Every person’s their own boundaries and weaknesses when travelling. This could be a fear, comfort zones or being a picky eater. These weaknesses are important to recognize to ensure you have the best trip possible. Through many trips I have discovered my own weaknesses and strategies to help get over them. Some common weaknesses are:

  1. Fears and Phobias 

    Fears and phobia’s may be the most troubling to deal with on a trip. They interfere with activities and sometimes travelling itself. If you have any fears you might want to research how they will effect you on your trip. If you have a phobia, it is best to prepare strategies in case you end up facing your fear. My own personal phobia is heights (I don’t know why I named my blog new heights travel, it’s ironic). This phobia prevents me from enjoying tall attractions. When faced with a situation like this, there are two options to choose from. You can face your fear, or you can not. I usually choose to face my fear with the knowledge that I will freak out and have to leave as soon as possible. I have done this many times, I spent a full minute on the top of the Empire State building before I had to call it quits. If you choose not to face your fear, don’t feel bad. You just saved yourself from paying an admission fee, and I believe the view from the bottom is just as good as the view from the top.

    Inside the lobby of the Empire State building
  2.    Temperature

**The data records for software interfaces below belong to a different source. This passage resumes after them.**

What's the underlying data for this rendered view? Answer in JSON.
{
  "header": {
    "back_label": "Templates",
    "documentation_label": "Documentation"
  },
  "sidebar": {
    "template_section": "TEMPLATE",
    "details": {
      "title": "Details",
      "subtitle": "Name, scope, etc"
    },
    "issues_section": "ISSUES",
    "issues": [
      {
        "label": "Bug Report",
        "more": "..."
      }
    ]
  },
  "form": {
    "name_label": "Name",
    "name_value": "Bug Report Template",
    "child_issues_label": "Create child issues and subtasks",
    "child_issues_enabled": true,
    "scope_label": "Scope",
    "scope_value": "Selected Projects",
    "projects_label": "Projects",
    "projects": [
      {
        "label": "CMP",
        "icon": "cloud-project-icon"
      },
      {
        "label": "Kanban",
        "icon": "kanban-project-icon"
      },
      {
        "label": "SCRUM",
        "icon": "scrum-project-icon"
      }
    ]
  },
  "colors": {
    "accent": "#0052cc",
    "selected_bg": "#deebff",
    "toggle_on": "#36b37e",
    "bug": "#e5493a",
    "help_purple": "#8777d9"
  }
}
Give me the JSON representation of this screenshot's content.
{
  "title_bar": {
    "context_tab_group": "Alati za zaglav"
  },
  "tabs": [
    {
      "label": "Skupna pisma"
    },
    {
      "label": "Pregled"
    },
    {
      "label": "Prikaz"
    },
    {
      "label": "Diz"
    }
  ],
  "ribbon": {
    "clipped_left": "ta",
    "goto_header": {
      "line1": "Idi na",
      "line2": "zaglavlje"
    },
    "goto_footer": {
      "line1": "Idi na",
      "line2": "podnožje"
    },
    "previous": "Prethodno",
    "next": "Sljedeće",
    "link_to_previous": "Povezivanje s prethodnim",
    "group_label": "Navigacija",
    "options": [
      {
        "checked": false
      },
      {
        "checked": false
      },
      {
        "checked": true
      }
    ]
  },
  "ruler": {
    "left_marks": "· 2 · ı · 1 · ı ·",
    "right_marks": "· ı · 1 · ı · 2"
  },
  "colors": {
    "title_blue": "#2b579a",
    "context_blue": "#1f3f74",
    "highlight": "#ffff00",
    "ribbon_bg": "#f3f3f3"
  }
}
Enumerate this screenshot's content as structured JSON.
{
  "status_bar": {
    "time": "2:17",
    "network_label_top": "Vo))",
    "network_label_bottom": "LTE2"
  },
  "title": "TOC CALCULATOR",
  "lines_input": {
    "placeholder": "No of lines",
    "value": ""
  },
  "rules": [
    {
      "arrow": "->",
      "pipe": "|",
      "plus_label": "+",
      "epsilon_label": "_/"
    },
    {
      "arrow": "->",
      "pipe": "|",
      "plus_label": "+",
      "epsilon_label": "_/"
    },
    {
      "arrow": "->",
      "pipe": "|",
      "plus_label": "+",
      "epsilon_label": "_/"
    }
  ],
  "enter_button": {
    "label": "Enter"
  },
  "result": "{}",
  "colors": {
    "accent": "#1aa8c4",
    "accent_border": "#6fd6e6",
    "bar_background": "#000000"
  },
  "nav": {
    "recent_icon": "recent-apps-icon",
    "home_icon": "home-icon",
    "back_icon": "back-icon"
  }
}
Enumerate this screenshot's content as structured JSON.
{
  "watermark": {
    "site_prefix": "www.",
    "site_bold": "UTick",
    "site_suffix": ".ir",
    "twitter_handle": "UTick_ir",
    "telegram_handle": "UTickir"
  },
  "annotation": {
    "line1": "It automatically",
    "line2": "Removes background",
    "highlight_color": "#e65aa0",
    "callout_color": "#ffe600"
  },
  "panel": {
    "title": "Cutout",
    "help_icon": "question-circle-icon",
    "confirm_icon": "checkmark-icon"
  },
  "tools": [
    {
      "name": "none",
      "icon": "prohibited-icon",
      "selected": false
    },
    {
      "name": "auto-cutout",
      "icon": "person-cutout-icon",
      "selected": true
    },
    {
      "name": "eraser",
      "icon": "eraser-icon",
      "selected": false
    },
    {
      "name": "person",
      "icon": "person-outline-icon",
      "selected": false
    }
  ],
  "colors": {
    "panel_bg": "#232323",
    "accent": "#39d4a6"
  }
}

    Travelling to a different climate can be difficult to adjust to. If you don’t live in a place that has extreme heat or cold, you may be in for a shock. Heat stroke or frostbite can definitely ruin a good trip. The best solution is to prepare ahead. I live in a cool climate so when I am visiting a hot place, I struggle. I dehydrate easily. If you dehydrate easily all I can say is carry lots of water on you at all times. You will save yourself from a headache and heat stroke. Also bring sun hats and sunscreen. I also suggest to take breaks from the heat by finding shade or an air-conditioned room. If you are from a warm climate, a cold climate is definitely something you should take seriously. Bring Jackets, hoodies and many layers. Depending on how cold the place is you may need snow gear.Snow gear includes snow boots, snow pants, snow jacket. You can buy these secondhand for our trip to save money. I suggest mittens over gloves as they keep your fingers warmer. A good toque is a must. You can also buy hand and foot warmers that go into your mittens or boots and they help provide heat. If you are not used to the cold, or become cold easily, these will quickly become your best friend. It also might be worth your time to learn how to identify frostbite. On a school skiing trip, a classmate got a frost bitten nose. Don’t underestimate the weather.

  3.  Comfort Zone

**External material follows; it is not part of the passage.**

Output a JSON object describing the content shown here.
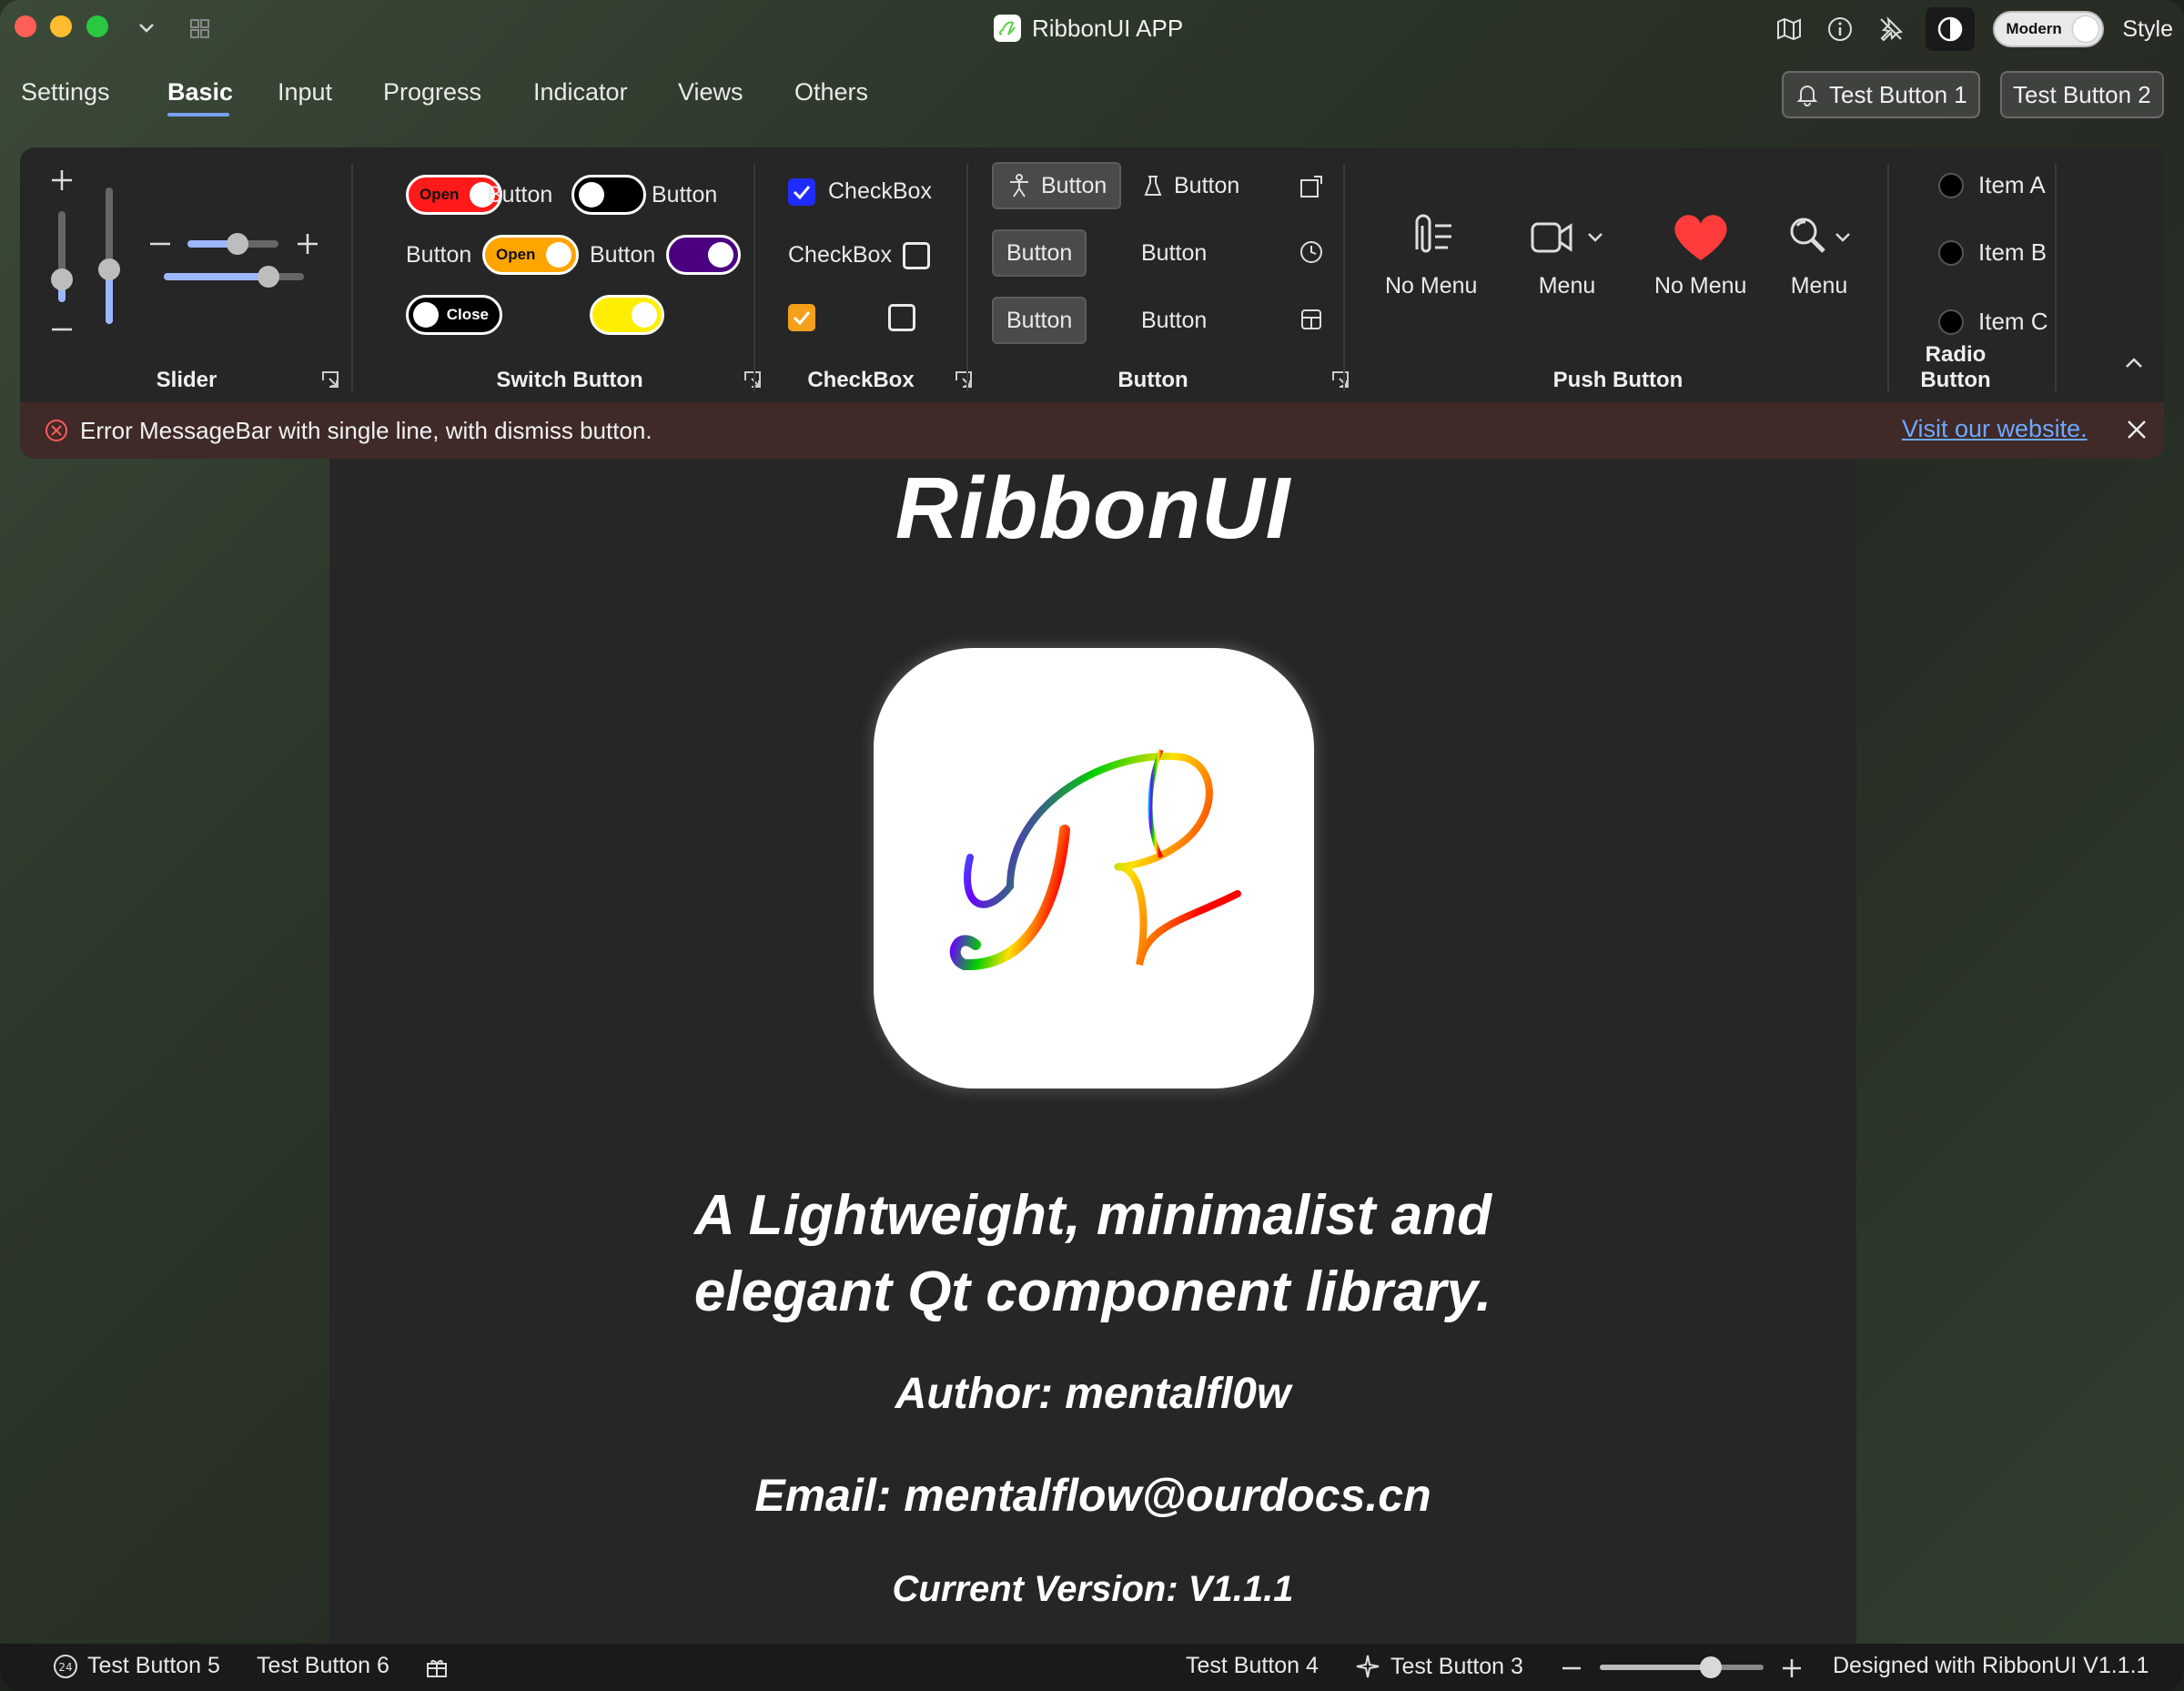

    This is different for everyone. It is important to feel comfortable on your trip, even though it is good to step out of your zone once in a while. For an example, if you don’t like crowds it is hard to avoid them at popular destinations. Face one or two, within your reason then take a breather.

When you travel, take notice about your preferences when abroad. You can make your life easier in the future and make every trip more enjoyable.